- the on-line processing of formulaic language by first and second language speakers using behavioural and eye-tracking methodologies
- the on-line processing of gender stereotypes by children, adults and the elderly, using behavioural methodologies
Current PhD projects in this area include a study of the use of sublexical information and language selection in word recognition in bilinguals and a study of the developing phonological system of second language learners. Paul Warren welcomes enquiries from prospective research students in the area of psycholinguistics as does Sasha Calhoun. Anna Siyanova welcomes applications in the area of psycholinguistics of formulaic language.
Second Language Acquisition
Second Language Acquisition (SLA) is a broad research field. At the School our focus is largely, although not exclusively, on instructed second language acquisition. See other topics in this list such as Classroom Based Research and Vocabulary for research areas that overlap with SLA research at the School. Our SLA research interests include the roles of task-based interaction, feedback and focus on form in language learning, socio-cultural perspectives on language learning, learner autonomy, and acquisition of intercultural competence (including intercultural pragmatics).
Staff who supervise postgraduate research in Second Language Acquisition include:
Sociolinguistic research examines the way language is used in different social contexts.
There have been several large scale projects in the School over the past three decades representing our strengths in Sociolinguistics. These include:
- the Wellington Social Dialect Project (aka the Porirua Project), a social dialect survey of New Zealand English in the Wellington area
- studies of language maintenance and shift in a number of New Zealand speech communities (including the Samoan, Tongan, Greek, Cantonese, Gujarati, Fiji Hindi, and Dutch communities in Wellington)
- the Wellington Spoken Corpus of New Zealand English (WCSNZE) and New Zealand's contribution to the International Corpus of English (ICE NZ)
- the Language in the Workplace Project (LWP) investigating effective communication in New Zealand workplaces using a discourse analysis approach
- studies of how speakers handle variation in situations of language and dialect contact, e.g. creole languages, second language speakers of English.
Many of these research projects have also incorporated consideration of issues of ethnicity and gender. We have hosted major international conferences – International Gender and Language Association Conference (IGALA) in July 2008, and New Ways of Analysing Variation - Asia-Pacific in May 2014. Staff who supervise postgraduate research in Sociolinguistics are:
Syntax (along with phonology) is seen by many people as the core business of linguistics. At VUW, it is possible to study formal syntactic theory and variation and change in syntactic structures across languages and over time. We have particular interests in the syntax (and comparative morphosyntax) of Austronesian languages and contact languages (e.g. creole languages).
Prospective PhD students wishing to research in this area are invited to contact Victoria Chen. Dr Chen's own research has focused on the syntactic structures of Austronesian languages.
Testing and assessment

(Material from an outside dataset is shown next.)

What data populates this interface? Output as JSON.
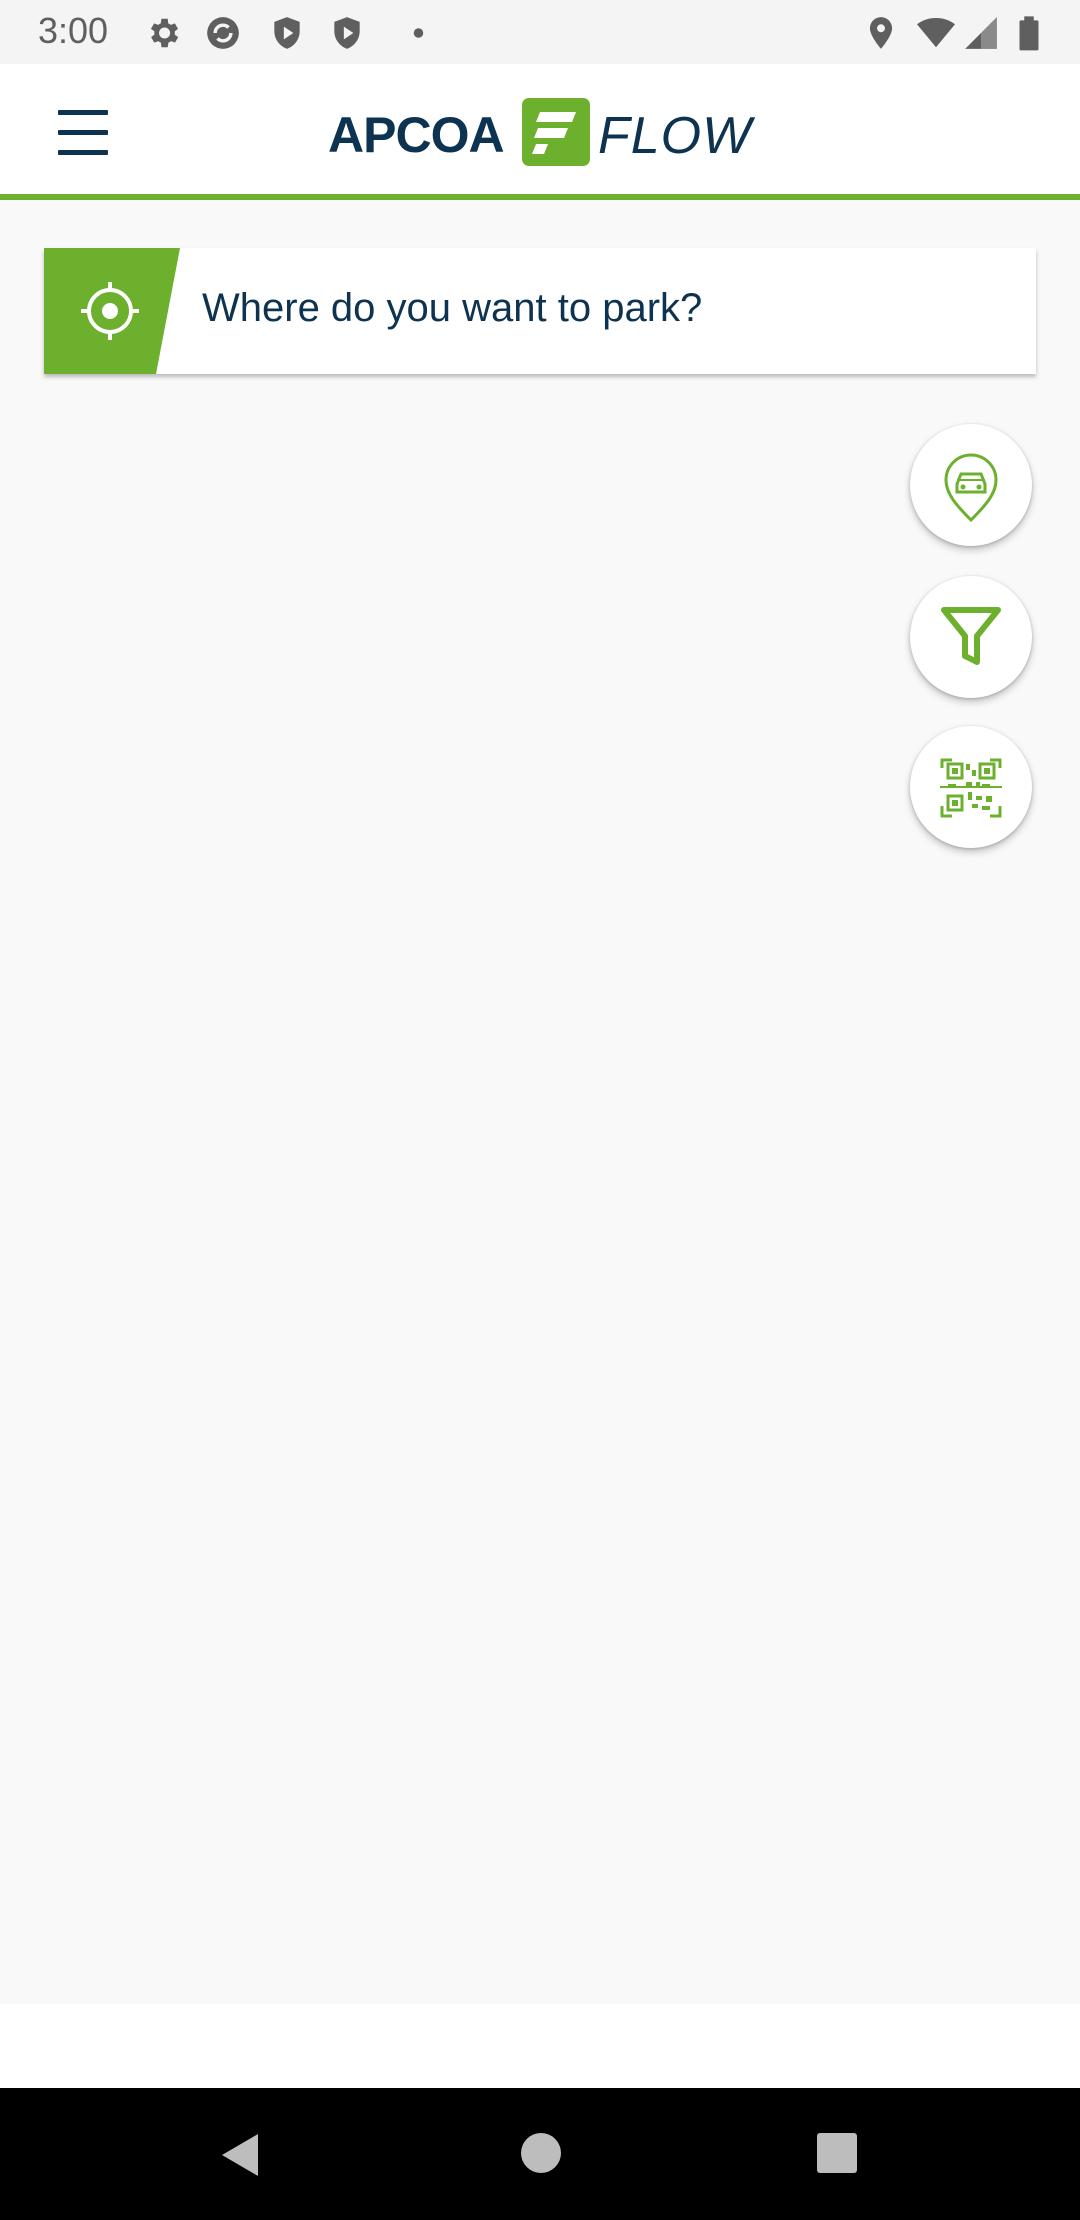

The central concerns of language testing include the development, validation, and analysis of language tests. Language assessment, on the other hand, focuses more on the classroom use of language assessment for the purposes of learning and teaching.

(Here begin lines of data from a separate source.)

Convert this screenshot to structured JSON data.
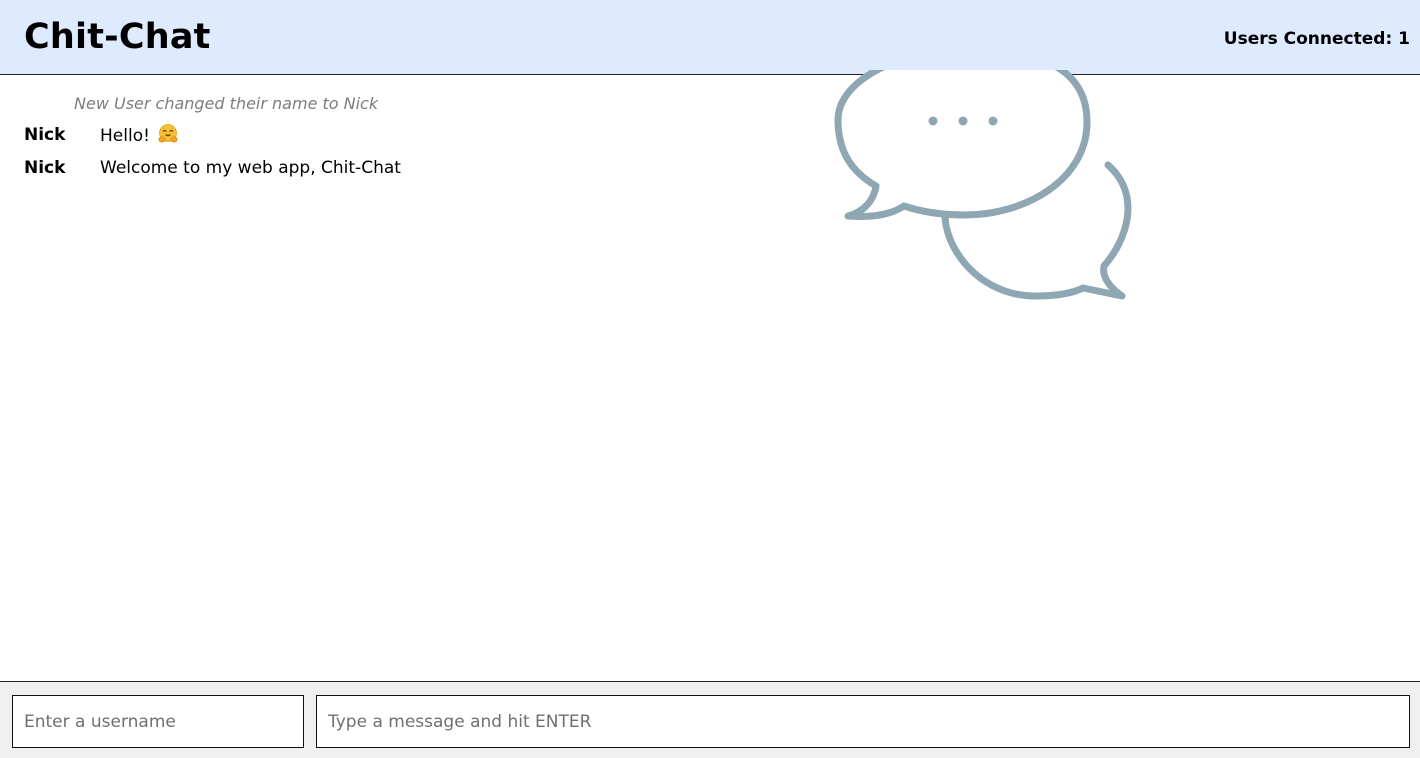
{
  "header": {
    "title": "Chit-Chat",
    "users_connected": "Users Connected: 1"
  },
  "logo": {
    "icon": "chat-bubbles-icon",
    "color": "#8ea7b3"
  },
  "messages": {
    "system": "New User changed their name to Nick",
    "items": [
      {
        "author": "Nick",
        "text": "Hello!",
        "emoji": "hugging-face-emoji"
      },
      {
        "author": "Nick",
        "text": "Welcome to my web app, Chit-Chat"
      }
    ]
  },
  "footer": {
    "username_placeholder": "Enter a username",
    "message_placeholder": "Type a message and hit ENTER"
  },
  "colors": {
    "header_bg": "#deeafd",
    "footer_bg": "#efefef",
    "system_text": "#7d7d7d"
  }
}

Research in these areas is currently supervised by:
Vocabulary has received a great deal of attention in the literature on language learning in recent years and has been an area of strength in the School since the 1960s. Research at LALS has involved topics such as:

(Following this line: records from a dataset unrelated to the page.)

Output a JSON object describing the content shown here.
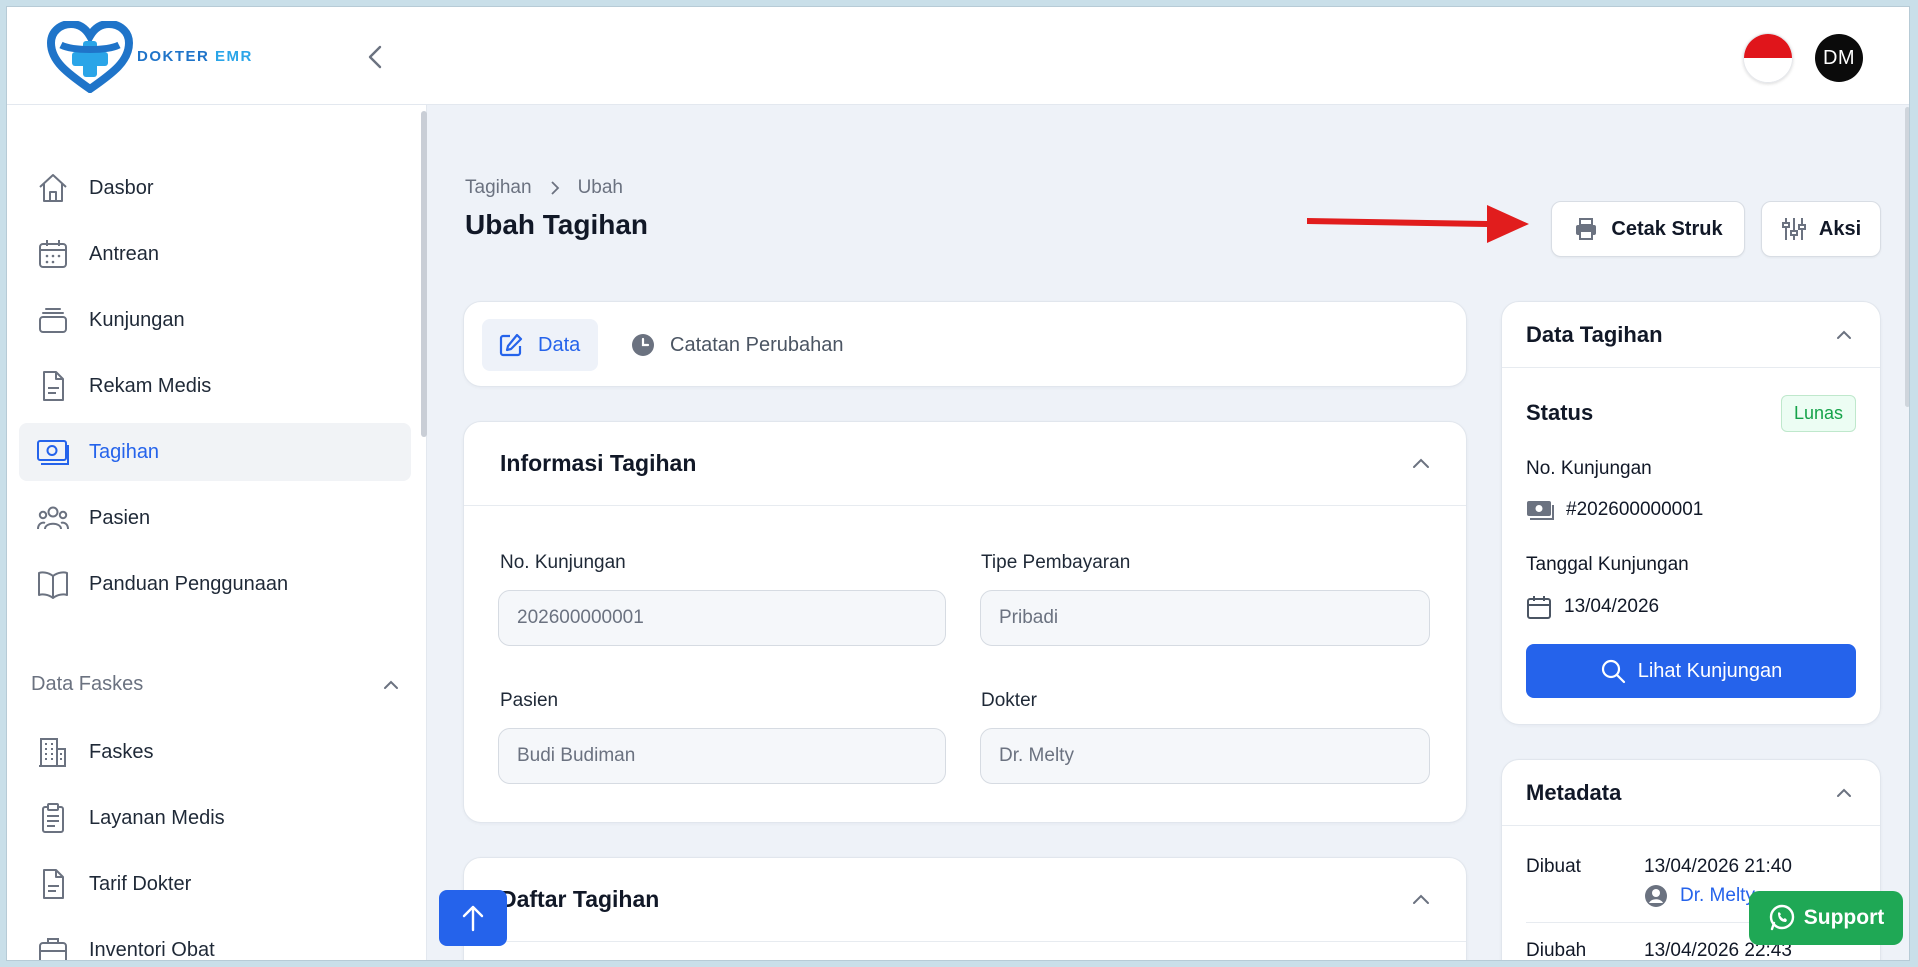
{
  "header": {
    "brand_part1": "DOKTER",
    "brand_part2": "EMR",
    "avatar_initials": "DM",
    "flag": "Indonesia",
    "accent": "#2563eb"
  },
  "sidebar": {
    "items": [
      {
        "label": "Dasbor",
        "icon": "home-icon"
      },
      {
        "label": "Antrean",
        "icon": "calendar-icon"
      },
      {
        "label": "Kunjungan",
        "icon": "stack-icon"
      },
      {
        "label": "Rekam Medis",
        "icon": "document-icon"
      },
      {
        "label": "Tagihan",
        "icon": "banknote-icon"
      },
      {
        "label": "Pasien",
        "icon": "users-icon"
      },
      {
        "label": "Panduan Penggunaan",
        "icon": "book-icon"
      }
    ],
    "section_title": "Data Faskes",
    "section_items": [
      {
        "label": "Faskes",
        "icon": "building-icon"
      },
      {
        "label": "Layanan Medis",
        "icon": "clipboard-icon"
      },
      {
        "label": "Tarif Dokter",
        "icon": "document-icon"
      },
      {
        "label": "Inventori Obat",
        "icon": "briefcase-icon"
      }
    ]
  },
  "breadcrumb": {
    "parent": "Tagihan",
    "current": "Ubah"
  },
  "page_title": "Ubah Tagihan",
  "actions": {
    "print_label": "Cetak Struk",
    "more_label": "Aksi"
  },
  "tabs": [
    {
      "label": "Data"
    },
    {
      "label": "Catatan Perubahan"
    }
  ],
  "info_card": {
    "title": "Informasi Tagihan",
    "fields": {
      "no_kunjungan_label": "No. Kunjungan",
      "no_kunjungan_value": "202600000001",
      "tipe_label": "Tipe Pembayaran",
      "tipe_value": "Pribadi",
      "pasien_label": "Pasien",
      "pasien_value": "Budi Budiman",
      "dokter_label": "Dokter",
      "dokter_value": "Dr. Melty"
    }
  },
  "daftar_card": {
    "title": "Daftar Tagihan"
  },
  "data_tagihan": {
    "title": "Data Tagihan",
    "status_label": "Status",
    "status_value": "Lunas",
    "no_kunjungan_label": "No. Kunjungan",
    "no_kunjungan_value": "#202600000001",
    "tanggal_label": "Tanggal Kunjungan",
    "tanggal_value": "13/04/2026",
    "button_label": "Lihat Kunjungan"
  },
  "metadata": {
    "title": "Metadata",
    "created_label": "Dibuat",
    "created_value": "13/04/2026 21:40",
    "created_by": "Dr. Melty",
    "updated_label": "Diubah",
    "updated_value": "13/04/2026 22:43"
  },
  "support_label": "Support"
}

- the creation of the Vocabulary Levels Test - a diagnostic test designed to measure the vocabulary learners know at different levels of frequency
- the creation of the Academic Word List – a list of the words which are most useful for learners to know when studying at university
- determining the vocabulary size necessary to understand a novel, newspaper, conversation, or movie.
- the acquisition and use of formulaic language in first and second language users
- incidental vocabulary learning.
PhD and MA research on vocabulary is currently being supervised by: